* [Required work]: If a line in the listing contains "icon", copy it out whole.

* [Data shown]:
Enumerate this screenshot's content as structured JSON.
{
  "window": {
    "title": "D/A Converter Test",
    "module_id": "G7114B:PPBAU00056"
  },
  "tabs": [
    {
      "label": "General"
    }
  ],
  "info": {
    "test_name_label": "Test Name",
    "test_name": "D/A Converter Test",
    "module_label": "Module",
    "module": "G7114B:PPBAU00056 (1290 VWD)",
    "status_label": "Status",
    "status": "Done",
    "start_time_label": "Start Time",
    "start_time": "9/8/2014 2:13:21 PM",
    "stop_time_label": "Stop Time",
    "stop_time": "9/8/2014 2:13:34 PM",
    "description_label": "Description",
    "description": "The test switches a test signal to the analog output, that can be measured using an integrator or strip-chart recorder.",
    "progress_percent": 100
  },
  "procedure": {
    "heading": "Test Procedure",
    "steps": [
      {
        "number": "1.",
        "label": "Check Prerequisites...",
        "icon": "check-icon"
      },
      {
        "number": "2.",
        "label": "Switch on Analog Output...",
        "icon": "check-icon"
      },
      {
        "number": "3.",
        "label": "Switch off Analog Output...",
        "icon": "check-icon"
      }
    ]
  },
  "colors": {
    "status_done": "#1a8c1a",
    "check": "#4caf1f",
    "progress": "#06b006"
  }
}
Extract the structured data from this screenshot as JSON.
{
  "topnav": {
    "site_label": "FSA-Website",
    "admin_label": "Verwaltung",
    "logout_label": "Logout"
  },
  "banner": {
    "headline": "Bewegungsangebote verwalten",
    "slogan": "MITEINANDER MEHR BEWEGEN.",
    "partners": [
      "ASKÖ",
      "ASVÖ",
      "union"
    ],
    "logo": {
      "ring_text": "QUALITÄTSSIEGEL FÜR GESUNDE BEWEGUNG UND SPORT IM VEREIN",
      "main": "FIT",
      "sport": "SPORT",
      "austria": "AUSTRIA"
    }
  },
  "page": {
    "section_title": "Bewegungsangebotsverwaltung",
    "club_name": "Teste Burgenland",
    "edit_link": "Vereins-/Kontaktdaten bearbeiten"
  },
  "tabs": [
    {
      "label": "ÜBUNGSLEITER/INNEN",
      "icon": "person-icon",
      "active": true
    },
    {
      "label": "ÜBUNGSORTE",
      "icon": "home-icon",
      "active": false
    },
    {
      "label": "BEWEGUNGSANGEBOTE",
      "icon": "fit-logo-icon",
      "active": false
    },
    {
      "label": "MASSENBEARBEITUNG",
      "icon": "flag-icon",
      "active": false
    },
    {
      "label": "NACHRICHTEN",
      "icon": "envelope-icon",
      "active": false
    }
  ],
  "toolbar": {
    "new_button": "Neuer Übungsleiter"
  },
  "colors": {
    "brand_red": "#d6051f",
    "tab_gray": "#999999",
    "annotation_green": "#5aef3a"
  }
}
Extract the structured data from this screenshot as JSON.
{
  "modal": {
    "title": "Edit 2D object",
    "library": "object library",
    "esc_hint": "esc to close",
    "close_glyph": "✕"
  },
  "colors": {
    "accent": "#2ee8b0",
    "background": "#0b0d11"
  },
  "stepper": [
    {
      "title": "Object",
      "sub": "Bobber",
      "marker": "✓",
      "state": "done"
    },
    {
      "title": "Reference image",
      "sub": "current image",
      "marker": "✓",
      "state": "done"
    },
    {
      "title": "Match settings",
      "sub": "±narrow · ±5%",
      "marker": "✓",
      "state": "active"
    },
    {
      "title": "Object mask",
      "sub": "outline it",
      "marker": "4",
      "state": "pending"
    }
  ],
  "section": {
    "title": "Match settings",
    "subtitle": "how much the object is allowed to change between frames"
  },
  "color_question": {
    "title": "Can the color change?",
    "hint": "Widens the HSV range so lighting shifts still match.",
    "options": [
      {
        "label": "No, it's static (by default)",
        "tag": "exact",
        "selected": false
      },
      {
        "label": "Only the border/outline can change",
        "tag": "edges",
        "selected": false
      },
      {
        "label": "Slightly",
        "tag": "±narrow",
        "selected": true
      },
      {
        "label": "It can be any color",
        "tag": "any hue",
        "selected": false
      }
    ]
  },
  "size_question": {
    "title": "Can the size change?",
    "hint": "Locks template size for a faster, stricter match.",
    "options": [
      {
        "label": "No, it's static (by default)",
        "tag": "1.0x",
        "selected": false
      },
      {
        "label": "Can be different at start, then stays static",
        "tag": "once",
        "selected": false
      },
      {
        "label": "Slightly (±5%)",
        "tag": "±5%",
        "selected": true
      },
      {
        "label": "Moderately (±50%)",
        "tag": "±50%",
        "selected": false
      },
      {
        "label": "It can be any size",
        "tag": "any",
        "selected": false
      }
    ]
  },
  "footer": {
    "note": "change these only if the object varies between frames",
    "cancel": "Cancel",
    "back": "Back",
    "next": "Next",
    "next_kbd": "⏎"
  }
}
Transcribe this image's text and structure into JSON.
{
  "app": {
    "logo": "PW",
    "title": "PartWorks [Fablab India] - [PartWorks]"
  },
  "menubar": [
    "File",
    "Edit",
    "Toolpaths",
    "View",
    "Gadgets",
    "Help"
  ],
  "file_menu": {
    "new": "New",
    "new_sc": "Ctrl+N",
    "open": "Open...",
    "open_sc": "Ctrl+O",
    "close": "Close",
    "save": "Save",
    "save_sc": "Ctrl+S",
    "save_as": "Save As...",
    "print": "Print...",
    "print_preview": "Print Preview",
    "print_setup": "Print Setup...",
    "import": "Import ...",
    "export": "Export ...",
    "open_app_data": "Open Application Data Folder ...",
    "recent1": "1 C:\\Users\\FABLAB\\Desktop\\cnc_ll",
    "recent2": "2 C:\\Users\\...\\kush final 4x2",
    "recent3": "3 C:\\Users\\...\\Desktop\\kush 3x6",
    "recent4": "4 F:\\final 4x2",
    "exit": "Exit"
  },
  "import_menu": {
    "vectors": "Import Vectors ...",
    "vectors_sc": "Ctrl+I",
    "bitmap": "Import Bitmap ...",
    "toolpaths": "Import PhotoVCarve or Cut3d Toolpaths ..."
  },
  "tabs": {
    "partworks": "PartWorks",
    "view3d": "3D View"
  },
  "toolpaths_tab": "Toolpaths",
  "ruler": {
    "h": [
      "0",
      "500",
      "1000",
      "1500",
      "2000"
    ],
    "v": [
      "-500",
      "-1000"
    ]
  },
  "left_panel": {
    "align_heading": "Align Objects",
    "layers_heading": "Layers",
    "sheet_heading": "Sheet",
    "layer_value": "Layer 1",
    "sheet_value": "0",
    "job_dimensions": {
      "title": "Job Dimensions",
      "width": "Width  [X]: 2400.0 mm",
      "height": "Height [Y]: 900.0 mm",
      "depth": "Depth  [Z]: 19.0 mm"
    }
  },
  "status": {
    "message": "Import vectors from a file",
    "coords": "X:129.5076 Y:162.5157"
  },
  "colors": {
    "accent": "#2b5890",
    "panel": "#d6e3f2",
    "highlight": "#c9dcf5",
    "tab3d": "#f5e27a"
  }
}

* [Response to the exercise]:
        "icon": "check-icon"
        "icon": "check-icon"
        "icon": "check-icon"
      "icon": "person-icon",
      "icon": "home-icon",
      "icon": "fit-logo-icon",
      "icon": "flag-icon",
      "icon": "envelope-icon",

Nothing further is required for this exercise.